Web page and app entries

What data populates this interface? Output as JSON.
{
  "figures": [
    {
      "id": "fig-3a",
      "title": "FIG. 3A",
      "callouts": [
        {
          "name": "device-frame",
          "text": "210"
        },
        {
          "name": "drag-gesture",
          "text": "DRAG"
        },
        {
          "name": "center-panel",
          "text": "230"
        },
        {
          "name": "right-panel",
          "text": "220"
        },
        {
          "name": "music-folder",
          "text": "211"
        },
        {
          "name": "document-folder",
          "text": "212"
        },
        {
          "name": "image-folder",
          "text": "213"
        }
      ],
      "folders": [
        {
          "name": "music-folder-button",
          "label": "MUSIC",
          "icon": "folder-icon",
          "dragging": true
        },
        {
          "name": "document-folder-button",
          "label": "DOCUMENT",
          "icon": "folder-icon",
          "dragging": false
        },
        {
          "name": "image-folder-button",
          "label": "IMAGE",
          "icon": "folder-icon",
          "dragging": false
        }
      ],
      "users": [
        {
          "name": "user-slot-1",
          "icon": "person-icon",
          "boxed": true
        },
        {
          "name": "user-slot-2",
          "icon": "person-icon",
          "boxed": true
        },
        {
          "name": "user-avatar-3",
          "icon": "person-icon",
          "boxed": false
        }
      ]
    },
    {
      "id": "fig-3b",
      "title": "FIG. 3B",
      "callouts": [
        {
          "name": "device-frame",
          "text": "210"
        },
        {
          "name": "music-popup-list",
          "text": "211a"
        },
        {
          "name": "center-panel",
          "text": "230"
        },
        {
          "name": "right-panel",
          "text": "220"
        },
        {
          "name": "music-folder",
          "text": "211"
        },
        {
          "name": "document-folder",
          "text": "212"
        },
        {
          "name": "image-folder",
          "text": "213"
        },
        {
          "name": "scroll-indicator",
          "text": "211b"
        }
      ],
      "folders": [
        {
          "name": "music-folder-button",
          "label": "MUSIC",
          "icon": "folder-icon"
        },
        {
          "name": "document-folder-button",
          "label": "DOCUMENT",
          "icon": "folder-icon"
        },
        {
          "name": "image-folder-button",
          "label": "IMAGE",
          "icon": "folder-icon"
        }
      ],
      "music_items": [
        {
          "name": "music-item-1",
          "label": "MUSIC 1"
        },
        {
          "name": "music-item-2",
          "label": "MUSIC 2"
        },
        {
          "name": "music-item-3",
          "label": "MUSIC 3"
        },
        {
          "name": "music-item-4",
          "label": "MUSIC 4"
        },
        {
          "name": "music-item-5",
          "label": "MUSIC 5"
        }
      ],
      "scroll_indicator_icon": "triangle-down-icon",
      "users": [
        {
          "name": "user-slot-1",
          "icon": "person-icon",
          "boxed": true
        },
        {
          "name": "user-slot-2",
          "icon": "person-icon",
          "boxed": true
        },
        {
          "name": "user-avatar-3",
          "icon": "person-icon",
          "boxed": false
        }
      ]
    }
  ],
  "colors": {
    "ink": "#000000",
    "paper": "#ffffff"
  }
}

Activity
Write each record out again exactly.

Solution for this task
What data populates this interface? Output as JSON.
{
  "figures": [
    {
      "id": "fig-3a",
      "title": "FIG. 3A",
      "callouts": [
        {
          "name": "device-frame",
          "text": "210"
        },
        {
          "name": "drag-gesture",
          "text": "DRAG"
        },
        {
          "name": "center-panel",
          "text": "230"
        },
        {
          "name": "right-panel",
          "text": "220"
        },
        {
          "name": "music-folder",
          "text": "211"
        },
        {
          "name": "document-folder",
          "text": "212"
        },
        {
          "name": "image-folder",
          "text": "213"
        }
      ],
      "folders": [
        {
          "name": "music-folder-button",
          "label": "MUSIC",
          "icon": "folder-icon",
          "dragging": true
        },
        {
          "name": "document-folder-button",
          "label": "DOCUMENT",
          "icon": "folder-icon",
          "dragging": false
        },
        {
          "name": "image-folder-button",
          "label": "IMAGE",
          "icon": "folder-icon",
          "dragging": false
        }
      ],
      "users": [
        {
          "name": "user-slot-1",
          "icon": "person-icon",
          "boxed": true
        },
        {
          "name": "user-slot-2",
          "icon": "person-icon",
          "boxed": true
        },
        {
          "name": "user-avatar-3",
          "icon": "person-icon",
          "boxed": false
        }
      ]
    },
    {
      "id": "fig-3b",
      "title": "FIG. 3B",
      "callouts": [
        {
          "name": "device-frame",
          "text": "210"
        },
        {
          "name": "music-popup-list",
          "text": "211a"
        },
        {
          "name": "center-panel",
          "text": "230"
        },
        {
          "name": "right-panel",
          "text": "220"
        },
        {
          "name": "music-folder",
          "text": "211"
        },
        {
          "name": "document-folder",
          "text": "212"
        },
        {
          "name": "image-folder",
          "text": "213"
        },
        {
          "name": "scroll-indicator",
          "text": "211b"
        }
      ],
      "folders": [
        {
          "name": "music-folder-button",
          "label": "MUSIC",
          "icon": "folder-icon"
        },
        {
          "name": "document-folder-button",
          "label": "DOCUMENT",
          "icon": "folder-icon"
        },
        {
          "name": "image-folder-button",
          "label": "IMAGE",
          "icon": "folder-icon"
        }
      ],
      "music_items": [
        {
          "name": "music-item-1",
          "label": "MUSIC 1"
        },
        {
          "name": "music-item-2",
          "label": "MUSIC 2"
        },
        {
          "name": "music-item-3",
          "label": "MUSIC 3"
        },
        {
          "name": "music-item-4",
          "label": "MUSIC 4"
        },
        {
          "name": "music-item-5",
          "label": "MUSIC 5"
        }
      ],
      "scroll_indicator_icon": "triangle-down-icon",
      "users": [
        {
          "name": "user-slot-1",
          "icon": "person-icon",
          "boxed": true
        },
        {
          "name": "user-slot-2",
          "icon": "person-icon",
          "boxed": true
        },
        {
          "name": "user-avatar-3",
          "icon": "person-icon",
          "boxed": false
        }
      ]
    }
  ],
  "colors": {
    "ink": "#000000",
    "paper": "#ffffff"
  }
}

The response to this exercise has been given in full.